On Thursday Beach had called DirecTV to cancel service for his destroyed home and was told he would owe $400 for the ruined equipment. He was so astounded that he asked for a manager, who confirmed the bill, then called back again to double check.
Friday, DirecTV said it was all a mistake.
"The agent who spoke with Mr. Beach was wrong, and we have contacted the customer to apologize and assure him and his family that we will do everything we can to help them through this difficult time," DirecTV said in a statement. "DirecTV has a clear policy that fully supports its customers during natural disasters that includes replacement of damaged equipment at no charge, long-term suspension of accounts for customers who must leave their home, and waiving cancellation fees for those who need to disconnect service."
DirecTV also charged customers after the Waldo Canyon Fire in 2012.
After the Gazette told Beach's story Thursday, it went "viral" on Facebook, Beach said. The story also ran in several newspapers. DirecTV's Facebook page was inundated with comments, calling the actions "disgusting" and "deplorable."
"I find it absolutely horrendous that you could take advantage of our neighbors who have lost EVERYTHING just to get your stupid dish and boxes back," said a poster named Brianne Simpson.
"It was a fantastic distraction," said Beach, who is staying with friends in Larkspur. "I got made fun of for my sudden notoriety."
Beach said when he spoke to DirecTV he asked them to make sure the same mistakes are not repeated with his neighbors. "We are not the only ones in this fire, I asked they make sure it doesn't happen again."
Locals who read the story of the Beach family called the Gazette with pledges of support. Bicycle village offered his 5-year-old son who lost his bike in the fire a replacement. A family from Kansas who's family homesteaded in Black Forest years ago offered to bring a trailer load of food, clothes, and baby items. Another man whose Mountain Shadows house was spared by the Waldo Canyon fire called the Gazette from Afghanistan to ask how he could give Beach $500.
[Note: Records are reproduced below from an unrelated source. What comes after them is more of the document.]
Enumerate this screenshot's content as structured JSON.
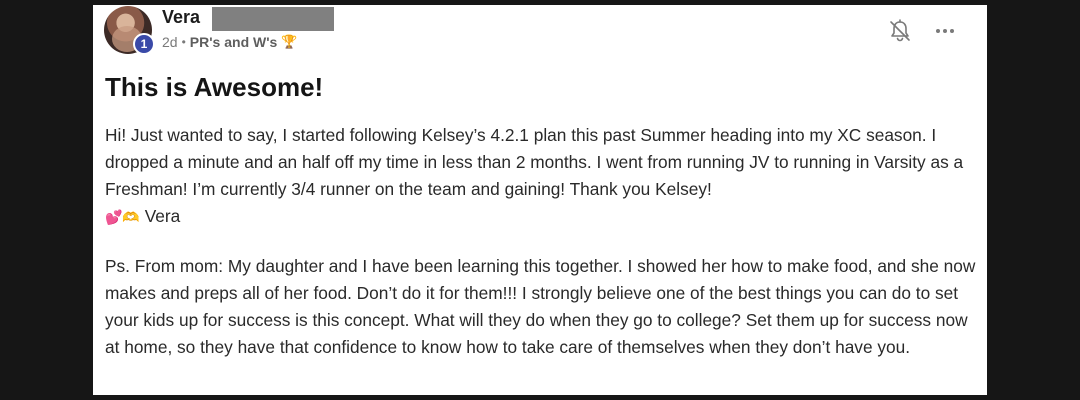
{
  "post": {
    "author": {
      "name": "Vera",
      "level": "1"
    },
    "meta": {
      "time": "2d",
      "separator": "•",
      "category": "PR's and W's",
      "category_icon": "trophy-icon"
    },
    "actions": {
      "notifications_icon": "bell-off-icon",
      "more_icon": "more-horizontal-icon"
    },
    "title": "This is Awesome!",
    "body": {
      "paragraph1": "Hi! Just wanted to say, I started following Kelsey’s 4.2.1 plan this past Summer heading into my XC season. I dropped a minute and an half off my time in less than 2 months. I went from running JV to running in Varsity as a Freshman! I’m currently 3/4 runner on the team and gaining! Thank you Kelsey!",
      "signature_emojis": "💕🫶",
      "signature": "Vera",
      "paragraph2": "Ps. From mom: My daughter and I have been learning this together. I showed her how to make food, and she now makes and preps all of her food. Don’t do it for them!!! I strongly believe one of the best things you can do to set your kids up for success is this concept. What will they do when they go to college? Set them up for success now at home, so they have that confidence to know how to take care of themselves when they don’t have you."
    }
  },
  "colors": {
    "background": "#161616",
    "card": "#ffffff",
    "badge": "#3a4aa8",
    "redaction": "#808080"
  }
}
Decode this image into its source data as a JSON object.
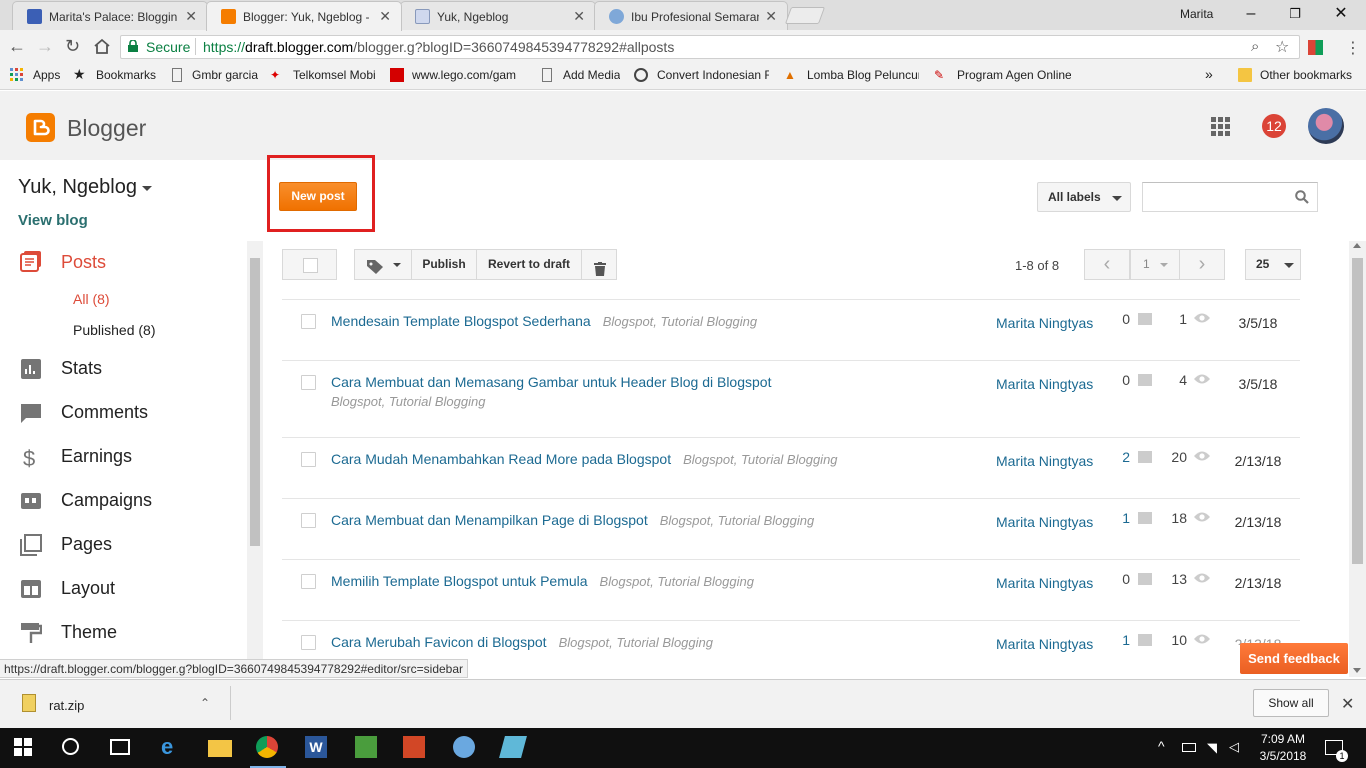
{
  "browser": {
    "tabs": [
      {
        "title": "Marita's Palace: Blogging",
        "icon": "blogger-favicon"
      },
      {
        "title": "Blogger: Yuk, Ngeblog - A",
        "icon": "blogger-favicon"
      },
      {
        "title": "Yuk, Ngeblog",
        "icon": "blog-favicon"
      },
      {
        "title": "Ibu Profesional Semarang",
        "icon": "globe-favicon"
      }
    ],
    "user": "Marita",
    "secure_label": "Secure",
    "url_scheme": "https://",
    "url_host": "draft.blogger.com",
    "url_path": "/blogger.g?blogID=3660749845394778292#allposts",
    "bookmarks": [
      "Apps",
      "Bookmarks",
      "Gmbr garcia",
      "Telkomsel Mobi",
      "www.lego.com/gam",
      "Add Media",
      "Convert Indonesian R",
      "Lomba Blog Peluncur",
      "Program Agen Online"
    ],
    "other_bookmarks": "Other bookmarks",
    "more_bookmarks": "»"
  },
  "blogger": {
    "brand": "Blogger",
    "notifications": "12",
    "blog_name": "Yuk, Ngeblog",
    "view_blog": "View blog",
    "nav": {
      "posts": "Posts",
      "all": "All (8)",
      "published": "Published (8)",
      "stats": "Stats",
      "comments": "Comments",
      "earnings": "Earnings",
      "campaigns": "Campaigns",
      "pages": "Pages",
      "layout": "Layout",
      "theme": "Theme"
    },
    "new_post": "New post",
    "all_labels": "All labels",
    "publish": "Publish",
    "revert": "Revert to draft",
    "page_info": "1-8 of 8",
    "page_num": "1",
    "per_page": "25",
    "posts": [
      {
        "title": "Mendesain Template Blogspot Sederhana",
        "label1": "Blogspot",
        "label2": "Tutorial Blogging",
        "author": "Marita Ningtyas",
        "comments": "0",
        "views": "1",
        "date": "3/5/18"
      },
      {
        "title": "Cara Membuat dan Memasang Gambar untuk Header Blog di Blogspot",
        "label1": "Blogspot",
        "label2": "Tutorial Blogging",
        "author": "Marita Ningtyas",
        "comments": "0",
        "views": "4",
        "date": "3/5/18"
      },
      {
        "title": "Cara Mudah Menambahkan Read More pada Blogspot",
        "label1": "Blogspot",
        "label2": "Tutorial Blogging",
        "author": "Marita Ningtyas",
        "comments": "2",
        "views": "20",
        "date": "2/13/18"
      },
      {
        "title": "Cara Membuat dan Menampilkan Page di Blogspot",
        "label1": "Blogspot",
        "label2": "Tutorial Blogging",
        "author": "Marita Ningtyas",
        "comments": "1",
        "views": "18",
        "date": "2/13/18"
      },
      {
        "title": "Memilih Template Blogspot untuk Pemula",
        "label1": "Blogspot",
        "label2": "Tutorial Blogging",
        "author": "Marita Ningtyas",
        "comments": "0",
        "views": "13",
        "date": "2/13/18"
      },
      {
        "title": "Cara Merubah Favicon di Blogspot",
        "label1": "Blogspot",
        "label2": "Tutorial Blogging",
        "author": "Marita Ningtyas",
        "comments": "1",
        "views": "10",
        "date": "2/13/18"
      }
    ],
    "send_feedback": "Send feedback"
  },
  "status_url": "https://draft.blogger.com/blogger.g?blogID=3660749845394778292#editor/src=sidebar",
  "download": {
    "file": "rat.zip",
    "show_all": "Show all"
  },
  "taskbar": {
    "time": "7:09 AM",
    "date": "3/5/2018",
    "notif_count": "1"
  },
  "colors": {
    "brand": "#f57d00",
    "link": "#1c6a92",
    "active_nav": "#dd4b39",
    "notif": "#db4437",
    "highlight": "#e02020"
  }
}
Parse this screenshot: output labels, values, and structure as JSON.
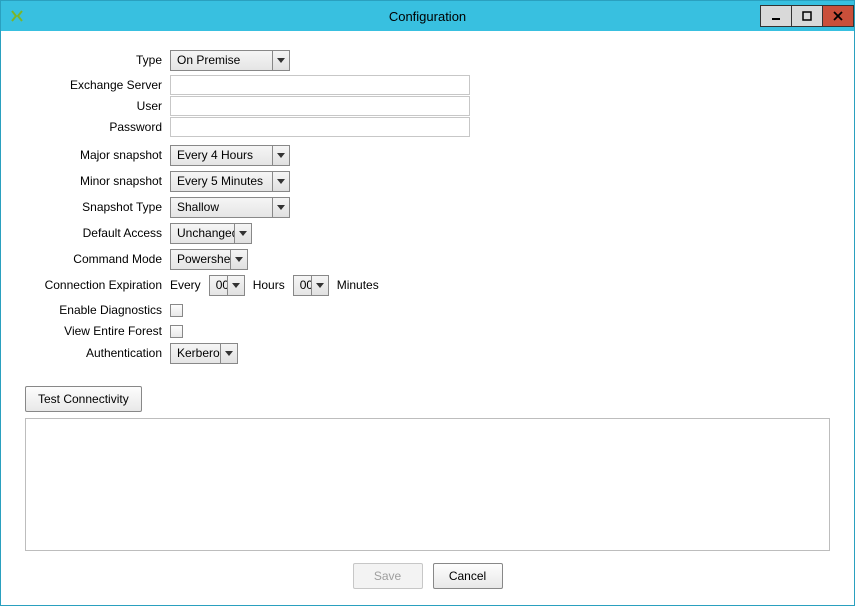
{
  "window": {
    "title": "Configuration"
  },
  "labels": {
    "type": "Type",
    "exchange_server": "Exchange Server",
    "user": "User",
    "password": "Password",
    "major_snapshot": "Major snapshot",
    "minor_snapshot": "Minor snapshot",
    "snapshot_type": "Snapshot Type",
    "default_access": "Default Access",
    "command_mode": "Command Mode",
    "connection_expiration": "Connection Expiration",
    "enable_diagnostics": "Enable Diagnostics",
    "view_entire_forest": "View Entire Forest",
    "authentication": "Authentication",
    "every": "Every",
    "hours": "Hours",
    "minutes": "Minutes"
  },
  "values": {
    "type": "On Premise",
    "exchange_server": "",
    "user": "",
    "password": "",
    "major_snapshot": "Every 4 Hours",
    "minor_snapshot": "Every 5 Minutes",
    "snapshot_type": "Shallow",
    "default_access": "Unchanged",
    "command_mode": "Powershell",
    "expiration_hours": "00",
    "expiration_minutes": "00",
    "authentication": "Kerberos"
  },
  "buttons": {
    "test_connectivity": "Test Connectivity",
    "save": "Save",
    "cancel": "Cancel"
  }
}
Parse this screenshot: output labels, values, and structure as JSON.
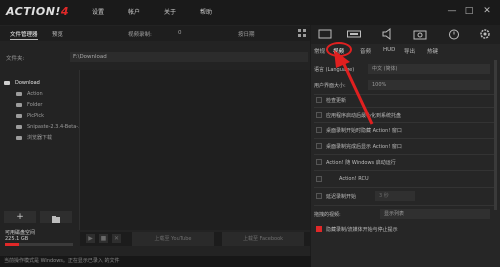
{
  "app": {
    "logo_main": "ACTION!",
    "logo_num": "4",
    "menu": [
      "设置",
      "帐户",
      "关于",
      "帮助"
    ]
  },
  "left": {
    "tabs": [
      "文件管理器",
      "预览"
    ],
    "recordings_label": "视频录制:",
    "recordings_count": "0",
    "sort_label": "按日期",
    "path_label": "文件夹:",
    "path_value": "F:\\Download",
    "tree": [
      {
        "label": "Download",
        "selected": true
      },
      {
        "label": "Action",
        "selected": false
      },
      {
        "label": "Folder",
        "selected": false
      },
      {
        "label": "PicPick",
        "selected": false
      },
      {
        "label": "Snipaste-2.3.4-Beta-...",
        "selected": false
      },
      {
        "label": "浏览器下载",
        "selected": false
      }
    ],
    "add_label": "+",
    "space_label": "可用磁盘空间",
    "space_value": "225.1 GB",
    "space_fraction": 0.2,
    "upload_buttons": [
      "上载至 YouTube",
      "上载至 Facebook"
    ],
    "status_text": "当前操作模式是 Windows。正在显示已录入 的文件"
  },
  "right": {
    "settings_tabs": [
      "常规",
      "视频",
      "音频",
      "HUD",
      "导出",
      "热键"
    ],
    "active_tab": "视频",
    "language_label": "语言 (Language)",
    "language_value": "中文 (简体)",
    "ui_size_label": "用户界面大小:",
    "ui_size_value": "100%",
    "checks": [
      {
        "label": "检查更新",
        "checked": false
      },
      {
        "label": "应用程序启动后最小化到系统托盘",
        "checked": false
      },
      {
        "label": "桌面录制开始时隐藏 Action! 窗口",
        "checked": false
      },
      {
        "label": "桌面录制完成后显示 Action! 窗口",
        "checked": false
      },
      {
        "label": "Action! 随 Windows 启动运行",
        "checked": false
      },
      {
        "label": "Action! RCU",
        "checked": false
      },
      {
        "label": "延迟录制开始",
        "checked": false
      }
    ],
    "delay_value": "3 秒",
    "drag_label": "拖拽的视频:",
    "drag_value": "显示列表",
    "hide_label": "隐藏录制/流媒体开始与停止提示",
    "hide_checked": true
  },
  "colors": {
    "accent": "#e02828",
    "bg": "#1c1c1c"
  }
}
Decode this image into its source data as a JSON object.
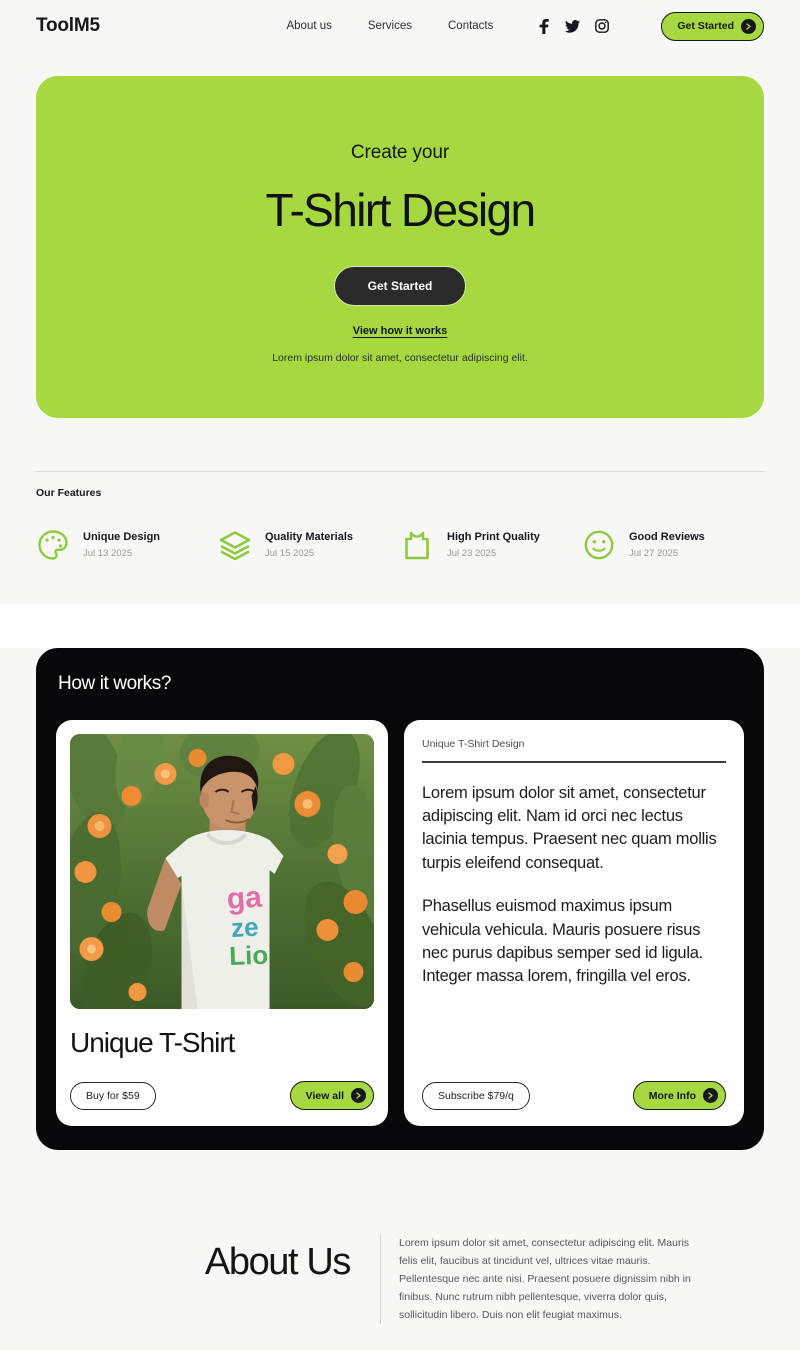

"Our house was just missed," he said. "I kind of understand how he feels."
Contact Dave Philipps